Leading from the front, John had an innate quality to steer his side over the line. This was exemplified in a match against Reading where Chelsea lost both Petr Cech and Carlo Cudicini to injury with no substitutes left. The captain did not hesitate for a second and put on a display between the sticks during which he kept a clean sheet and Chelsea won 1-0.
Another evidence of his ever-ready responsible shoulders was the Champions League Final in 2008 against Manchester United. Terry was trusted with the penalty that would see Chelsea lift the Champions League for the first time, but unfortunately, his standing foot slipped as he took the penalty and the ball flew off target. Although this final was one to forget for the English national, his character traits made him consistent and dependable. Terry broke down in tears, but this was all but compensated when Chelsea went on to lift the Champions League in 2012.
There are numerous instances where Chelsea would lose the ball in crucial areas of the pitch and Terry, with his insightful positioning and perfectly timed tackles would get the situation under control. His contributions on the goal scoring side of the pitch are as remarkable as his commanding presence on his defensive duties. He was a constant aerial threat from set-pieces which is evident in his 41 goals scored – a feat unparalleled by any Premier League defender.
“He has been the best that we’ve seen. For the next 20 or 30 years, that position at the near post, when we see other defenders doing it, we’ll call it ‘the John Terry position’. Terry is always in the right position. His understanding of where to be, his reading of the game and reading crosses cannot be matched. I don’t think we’ve ever seen anyone better.” – Jamie Carragher.
An Idyllic End
The season of 2016-17 saw the end of one of the greatest ever centre backs that the Premier League has ever produced. A recurring injury problem rendered Terry out of the match squad on several occasions under Antonio Conte. However, the physical issues never came in the way of his persona of a leader as he was the crucial voice binding the team and gaffer who went on to win the Premier League.
Conte became a huge admirer of his qualities and gave him the most beautiful goodbye gift by taking him off in the 26th minute to honour the number 26 on the back of his shirt which every Chelsea player and well-wisher would associate him with. The players on the field gave him a guard of honour to mark the legend, leaving the pitch for one last time. Stamford Bridge had never heard a more deafening applause as it bid farewell to one of their own, their commander in crisis, their captain, John Terry, for one last time.
Terry then went on to play for the current Premier League side, Aston Villa, when they were in the Championship for a year before taking up a coaching role at Villa Park. The mentality of a leader that he possesses with his insightful ideas about football make him cut-out for management. This was clear as he was part of the backroom staff which helped Aston Villa to gain promotion to the Premier League for the 2019-20 season.
A natural leader with the heart of a warrior, John Terry is the perfect role model for any aspiring youngster coming through the youth system at any club in the world. The doors of Stamford Bridge would always welcome its leader back and one day would love to see him at the helm of Chelsea.

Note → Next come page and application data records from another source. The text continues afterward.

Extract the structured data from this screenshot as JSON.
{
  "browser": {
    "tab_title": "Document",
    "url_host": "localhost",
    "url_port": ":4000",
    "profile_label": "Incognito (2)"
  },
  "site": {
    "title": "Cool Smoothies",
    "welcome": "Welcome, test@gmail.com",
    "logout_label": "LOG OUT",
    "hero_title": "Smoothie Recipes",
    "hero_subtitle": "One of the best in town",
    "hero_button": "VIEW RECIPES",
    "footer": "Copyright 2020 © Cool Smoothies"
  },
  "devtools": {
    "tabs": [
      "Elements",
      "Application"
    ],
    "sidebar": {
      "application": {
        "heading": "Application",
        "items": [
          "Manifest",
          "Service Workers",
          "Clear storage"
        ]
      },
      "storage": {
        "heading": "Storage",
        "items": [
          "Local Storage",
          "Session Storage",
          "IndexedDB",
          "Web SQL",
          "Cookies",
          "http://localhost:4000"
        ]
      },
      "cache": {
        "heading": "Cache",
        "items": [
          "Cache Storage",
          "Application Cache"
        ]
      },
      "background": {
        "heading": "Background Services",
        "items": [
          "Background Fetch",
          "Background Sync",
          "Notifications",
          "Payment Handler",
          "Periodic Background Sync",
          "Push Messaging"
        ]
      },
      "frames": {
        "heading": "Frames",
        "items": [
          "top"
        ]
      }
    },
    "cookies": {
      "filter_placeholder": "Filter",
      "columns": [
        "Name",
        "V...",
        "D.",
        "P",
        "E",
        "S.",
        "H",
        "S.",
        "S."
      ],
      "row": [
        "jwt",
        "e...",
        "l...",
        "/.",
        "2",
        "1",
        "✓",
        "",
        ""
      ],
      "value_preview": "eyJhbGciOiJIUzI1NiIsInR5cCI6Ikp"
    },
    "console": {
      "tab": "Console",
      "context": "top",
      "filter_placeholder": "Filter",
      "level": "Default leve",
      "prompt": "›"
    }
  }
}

“He gives everything for the team — from the first to the last minute. Out there, he’s taking care of every team member. And he does the same off the pitch as well. You won’t play with anyone quite like him again.” – Arjen Robben
Written by Varun Kumar
El Arte Del Futbol is an official content creator for OneFootball. Find more original features, Player Profiles and tactical analysis on www.elartedf.com. If you are reading this on our website, we’d like to thank you for your continuous support!